Communication Team Member of the New Patriotic Party (NPP), Kafui Amegah, believes Ghanaians have no other alternative means of conducting financial transactions with ease other than with the mobile money platforms.
According to him, choosing to travel to hand over money to a third person is problematic as the risk involved is way higher than being charged a fee for transferring the money electronically.
The Ghanaian Parliament has approved a new electronic transaction tax which the government says will help raise $900m in much-needed revenue but which has sparked widespread popular criticism.
The E-levy bill, passed on Tuesday, will introduce a 1.5 percent tax on electronic money transfers and transactions.
President Nana Akufo-Addo’s government has said the move will help address problems from unemployment to Ghana’s high public debt.
But for many Ghanaians, the tax represents yet another burden as they are already struggling with high living costs.
With the government disclosing the E-levy will take effect from May 1, 2022, some Ghanaians have begun withdrawing their monies from mobile money platforms and resorted to cash payment rather than mobile money transfers.
Addressing news of panic withdrawals, Kafui Amegah said, “What other alternative do you have if you decide not to use momo transactions?

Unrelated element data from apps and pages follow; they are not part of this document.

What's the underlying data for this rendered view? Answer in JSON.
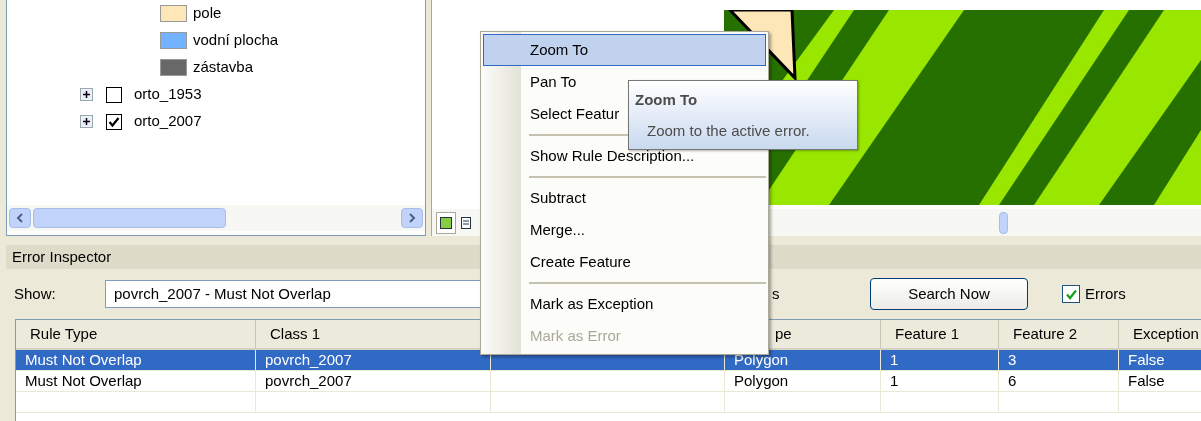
{
  "toc": {
    "legend": [
      {
        "label": "pole",
        "color": "#fde6b8"
      },
      {
        "label": "vodní plocha",
        "color": "#73b2ff"
      },
      {
        "label": "zástavba",
        "color": "#686868"
      }
    ],
    "layers": [
      {
        "label": "orto_1953",
        "checked": false,
        "expanded": false
      },
      {
        "label": "orto_2007",
        "checked": true,
        "expanded": false
      }
    ]
  },
  "error_inspector": {
    "title": "Error Inspector",
    "show_label": "Show:",
    "show_value": "povrch_2007 - Must Not Overlap",
    "partial_label": "s",
    "search_button": "Search Now",
    "errors_checkbox": {
      "label": "Errors",
      "checked": true
    },
    "table": {
      "columns": [
        "Rule Type",
        "Class 1",
        "",
        "pe",
        "Feature 1",
        "Feature 2",
        "Exception"
      ],
      "rows": [
        {
          "selected": true,
          "cells": [
            "Must Not Overlap",
            "povrch_2007",
            "",
            "Polygon",
            "1",
            "3",
            "False"
          ]
        },
        {
          "selected": false,
          "cells": [
            "Must Not Overlap",
            "povrch_2007",
            "",
            "Polygon",
            "1",
            "6",
            "False"
          ]
        }
      ]
    }
  },
  "context_menu": {
    "items": [
      {
        "kind": "item",
        "label": "Zoom To",
        "selected": true,
        "disabled": false
      },
      {
        "kind": "item",
        "label": "Pan To",
        "selected": false,
        "disabled": false
      },
      {
        "kind": "item",
        "label": "Select Featur",
        "selected": false,
        "disabled": false
      },
      {
        "kind": "separator"
      },
      {
        "kind": "item",
        "label": "Show Rule Description...",
        "selected": false,
        "disabled": false
      },
      {
        "kind": "separator"
      },
      {
        "kind": "item",
        "label": "Subtract",
        "selected": false,
        "disabled": false
      },
      {
        "kind": "item",
        "label": "Merge...",
        "selected": false,
        "disabled": false
      },
      {
        "kind": "item",
        "label": "Create Feature",
        "selected": false,
        "disabled": false
      },
      {
        "kind": "separator"
      },
      {
        "kind": "item",
        "label": "Mark as Exception",
        "selected": false,
        "disabled": false
      },
      {
        "kind": "item",
        "label": "Mark as Error",
        "selected": false,
        "disabled": true
      }
    ]
  },
  "tooltip": {
    "title": "Zoom To",
    "text": "Zoom to the active error."
  }
}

It is either you send the money to the person by car or issue a cheque to them.
“This becomes another problem altogether. Momo provides convenience in transactions and will still be used by Ghanaians.”
In an interview with Happy98.9FM’s Don Kwabena Prah on the ‘Epa Hoa Daben’ political talk show, he advised Ghanaians against panic withdrawals, urging them to pay the e-levy.
“We all want to enjoy development in Ghana and if that is what we want then we have to pay for it through taxes. I know it will not be easy initially but considering the importance of the levy we should all contribute to it as a people.”